*PROBLEM TO WORK ON*.
Once you have read the data below, write it all out exactly.

*MATERIAL TO PROCESS*.
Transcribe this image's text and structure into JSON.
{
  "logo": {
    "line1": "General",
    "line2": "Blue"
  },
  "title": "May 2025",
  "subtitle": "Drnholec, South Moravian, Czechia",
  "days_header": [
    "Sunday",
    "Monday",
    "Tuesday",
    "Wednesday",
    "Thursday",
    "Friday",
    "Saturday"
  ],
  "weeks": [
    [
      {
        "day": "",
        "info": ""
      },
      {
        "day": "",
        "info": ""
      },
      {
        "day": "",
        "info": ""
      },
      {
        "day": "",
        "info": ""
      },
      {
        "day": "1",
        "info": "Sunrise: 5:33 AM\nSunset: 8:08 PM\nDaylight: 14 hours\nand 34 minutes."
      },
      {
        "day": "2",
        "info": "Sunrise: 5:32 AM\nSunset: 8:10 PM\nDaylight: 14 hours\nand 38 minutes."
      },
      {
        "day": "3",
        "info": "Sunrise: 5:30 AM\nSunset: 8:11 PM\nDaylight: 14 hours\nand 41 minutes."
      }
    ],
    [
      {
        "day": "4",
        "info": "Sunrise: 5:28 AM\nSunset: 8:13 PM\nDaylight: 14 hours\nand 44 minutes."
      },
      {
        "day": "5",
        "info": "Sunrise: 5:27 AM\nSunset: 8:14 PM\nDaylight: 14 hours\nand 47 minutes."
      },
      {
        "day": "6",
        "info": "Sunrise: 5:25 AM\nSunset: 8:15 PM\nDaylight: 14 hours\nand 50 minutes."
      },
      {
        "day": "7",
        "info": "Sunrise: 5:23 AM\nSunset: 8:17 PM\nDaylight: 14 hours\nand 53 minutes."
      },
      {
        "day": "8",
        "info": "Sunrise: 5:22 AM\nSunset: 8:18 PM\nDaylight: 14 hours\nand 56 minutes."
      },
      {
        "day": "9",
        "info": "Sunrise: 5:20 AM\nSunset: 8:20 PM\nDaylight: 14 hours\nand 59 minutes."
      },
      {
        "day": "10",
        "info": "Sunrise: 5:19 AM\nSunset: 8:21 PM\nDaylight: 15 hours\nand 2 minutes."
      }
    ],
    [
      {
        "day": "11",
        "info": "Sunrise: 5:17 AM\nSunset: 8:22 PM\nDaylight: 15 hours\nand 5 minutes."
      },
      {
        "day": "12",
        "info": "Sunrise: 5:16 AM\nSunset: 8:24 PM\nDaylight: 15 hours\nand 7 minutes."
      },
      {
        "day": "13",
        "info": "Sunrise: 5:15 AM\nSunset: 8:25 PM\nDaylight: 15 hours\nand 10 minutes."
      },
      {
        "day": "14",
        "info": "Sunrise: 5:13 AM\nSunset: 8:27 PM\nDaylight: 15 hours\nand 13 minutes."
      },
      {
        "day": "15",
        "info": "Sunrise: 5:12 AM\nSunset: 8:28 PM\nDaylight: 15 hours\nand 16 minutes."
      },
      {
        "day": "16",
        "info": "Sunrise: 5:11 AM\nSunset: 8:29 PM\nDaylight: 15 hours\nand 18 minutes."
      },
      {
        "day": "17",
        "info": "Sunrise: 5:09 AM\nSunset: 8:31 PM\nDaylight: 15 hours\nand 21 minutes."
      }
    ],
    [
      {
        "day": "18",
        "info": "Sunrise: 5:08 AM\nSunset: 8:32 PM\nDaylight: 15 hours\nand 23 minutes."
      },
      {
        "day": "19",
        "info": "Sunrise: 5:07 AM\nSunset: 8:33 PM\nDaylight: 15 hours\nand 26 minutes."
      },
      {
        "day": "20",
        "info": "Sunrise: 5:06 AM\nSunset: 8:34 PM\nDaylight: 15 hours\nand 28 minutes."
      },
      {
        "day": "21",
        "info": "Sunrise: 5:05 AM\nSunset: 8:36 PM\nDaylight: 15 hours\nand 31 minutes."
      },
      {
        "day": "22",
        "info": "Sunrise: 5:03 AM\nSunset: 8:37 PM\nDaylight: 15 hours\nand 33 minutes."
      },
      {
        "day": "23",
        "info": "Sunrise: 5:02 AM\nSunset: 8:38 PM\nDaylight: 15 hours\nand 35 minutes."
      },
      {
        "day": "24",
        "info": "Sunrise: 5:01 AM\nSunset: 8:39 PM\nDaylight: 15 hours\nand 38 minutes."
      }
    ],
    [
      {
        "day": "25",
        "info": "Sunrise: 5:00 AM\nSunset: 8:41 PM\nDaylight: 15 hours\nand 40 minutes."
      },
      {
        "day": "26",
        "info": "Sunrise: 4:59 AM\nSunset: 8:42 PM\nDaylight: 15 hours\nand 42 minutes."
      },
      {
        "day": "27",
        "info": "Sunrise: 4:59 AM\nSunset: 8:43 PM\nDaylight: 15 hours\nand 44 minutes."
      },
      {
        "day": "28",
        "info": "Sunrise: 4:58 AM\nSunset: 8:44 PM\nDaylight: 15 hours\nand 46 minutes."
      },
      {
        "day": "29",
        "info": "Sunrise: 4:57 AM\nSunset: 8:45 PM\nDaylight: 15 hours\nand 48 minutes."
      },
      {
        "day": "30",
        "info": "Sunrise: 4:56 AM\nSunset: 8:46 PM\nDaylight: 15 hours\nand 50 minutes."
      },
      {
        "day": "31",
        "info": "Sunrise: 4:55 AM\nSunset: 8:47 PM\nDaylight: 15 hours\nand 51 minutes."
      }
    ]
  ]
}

*ANSWER SECTION*.
Transcribe this image's text and structure into JSON.
{
  "logo": {
    "line1": "General",
    "line2": "Blue"
  },
  "title": "May 2025",
  "subtitle": "Drnholec, South Moravian, Czechia",
  "days_header": [
    "Sunday",
    "Monday",
    "Tuesday",
    "Wednesday",
    "Thursday",
    "Friday",
    "Saturday"
  ],
  "weeks": [
    [
      {
        "day": "",
        "info": ""
      },
      {
        "day": "",
        "info": ""
      },
      {
        "day": "",
        "info": ""
      },
      {
        "day": "",
        "info": ""
      },
      {
        "day": "1",
        "info": "Sunrise: 5:33 AM\nSunset: 8:08 PM\nDaylight: 14 hours\nand 34 minutes."
      },
      {
        "day": "2",
        "info": "Sunrise: 5:32 AM\nSunset: 8:10 PM\nDaylight: 14 hours\nand 38 minutes."
      },
      {
        "day": "3",
        "info": "Sunrise: 5:30 AM\nSunset: 8:11 PM\nDaylight: 14 hours\nand 41 minutes."
      }
    ],
    [
      {
        "day": "4",
        "info": "Sunrise: 5:28 AM\nSunset: 8:13 PM\nDaylight: 14 hours\nand 44 minutes."
      },
      {
        "day": "5",
        "info": "Sunrise: 5:27 AM\nSunset: 8:14 PM\nDaylight: 14 hours\nand 47 minutes."
      },
      {
        "day": "6",
        "info": "Sunrise: 5:25 AM\nSunset: 8:15 PM\nDaylight: 14 hours\nand 50 minutes."
      },
      {
        "day": "7",
        "info": "Sunrise: 5:23 AM\nSunset: 8:17 PM\nDaylight: 14 hours\nand 53 minutes."
      },
      {
        "day": "8",
        "info": "Sunrise: 5:22 AM\nSunset: 8:18 PM\nDaylight: 14 hours\nand 56 minutes."
      },
      {
        "day": "9",
        "info": "Sunrise: 5:20 AM\nSunset: 8:20 PM\nDaylight: 14 hours\nand 59 minutes."
      },
      {
        "day": "10",
        "info": "Sunrise: 5:19 AM\nSunset: 8:21 PM\nDaylight: 15 hours\nand 2 minutes."
      }
    ],
    [
      {
        "day": "11",
        "info": "Sunrise: 5:17 AM\nSunset: 8:22 PM\nDaylight: 15 hours\nand 5 minutes."
      },
      {
        "day": "12",
        "info": "Sunrise: 5:16 AM\nSunset: 8:24 PM\nDaylight: 15 hours\nand 7 minutes."
      },
      {
        "day": "13",
        "info": "Sunrise: 5:15 AM\nSunset: 8:25 PM\nDaylight: 15 hours\nand 10 minutes."
      },
      {
        "day": "14",
        "info": "Sunrise: 5:13 AM\nSunset: 8:27 PM\nDaylight: 15 hours\nand 13 minutes."
      },
      {
        "day": "15",
        "info": "Sunrise: 5:12 AM\nSunset: 8:28 PM\nDaylight: 15 hours\nand 16 minutes."
      },
      {
        "day": "16",
        "info": "Sunrise: 5:11 AM\nSunset: 8:29 PM\nDaylight: 15 hours\nand 18 minutes."
      },
      {
        "day": "17",
        "info": "Sunrise: 5:09 AM\nSunset: 8:31 PM\nDaylight: 15 hours\nand 21 minutes."
      }
    ],
    [
      {
        "day": "18",
        "info": "Sunrise: 5:08 AM\nSunset: 8:32 PM\nDaylight: 15 hours\nand 23 minutes."
      },
      {
        "day": "19",
        "info": "Sunrise: 5:07 AM\nSunset: 8:33 PM\nDaylight: 15 hours\nand 26 minutes."
      },
      {
        "day": "20",
        "info": "Sunrise: 5:06 AM\nSunset: 8:34 PM\nDaylight: 15 hours\nand 28 minutes."
      },
      {
        "day": "21",
        "info": "Sunrise: 5:05 AM\nSunset: 8:36 PM\nDaylight: 15 hours\nand 31 minutes."
      },
      {
        "day": "22",
        "info": "Sunrise: 5:03 AM\nSunset: 8:37 PM\nDaylight: 15 hours\nand 33 minutes."
      },
      {
        "day": "23",
        "info": "Sunrise: 5:02 AM\nSunset: 8:38 PM\nDaylight: 15 hours\nand 35 minutes."
      },
      {
        "day": "24",
        "info": "Sunrise: 5:01 AM\nSunset: 8:39 PM\nDaylight: 15 hours\nand 38 minutes."
      }
    ],
    [
      {
        "day": "25",
        "info": "Sunrise: 5:00 AM\nSunset: 8:41 PM\nDaylight: 15 hours\nand 40 minutes."
      },
      {
        "day": "26",
        "info": "Sunrise: 4:59 AM\nSunset: 8:42 PM\nDaylight: 15 hours\nand 42 minutes."
      },
      {
        "day": "27",
        "info": "Sunrise: 4:59 AM\nSunset: 8:43 PM\nDaylight: 15 hours\nand 44 minutes."
      },
      {
        "day": "28",
        "info": "Sunrise: 4:58 AM\nSunset: 8:44 PM\nDaylight: 15 hours\nand 46 minutes."
      },
      {
        "day": "29",
        "info": "Sunrise: 4:57 AM\nSunset: 8:45 PM\nDaylight: 15 hours\nand 48 minutes."
      },
      {
        "day": "30",
        "info": "Sunrise: 4:56 AM\nSunset: 8:46 PM\nDaylight: 15 hours\nand 50 minutes."
      },
      {
        "day": "31",
        "info": "Sunrise: 4:55 AM\nSunset: 8:47 PM\nDaylight: 15 hours\nand 51 minutes."
      }
    ]
  ]
}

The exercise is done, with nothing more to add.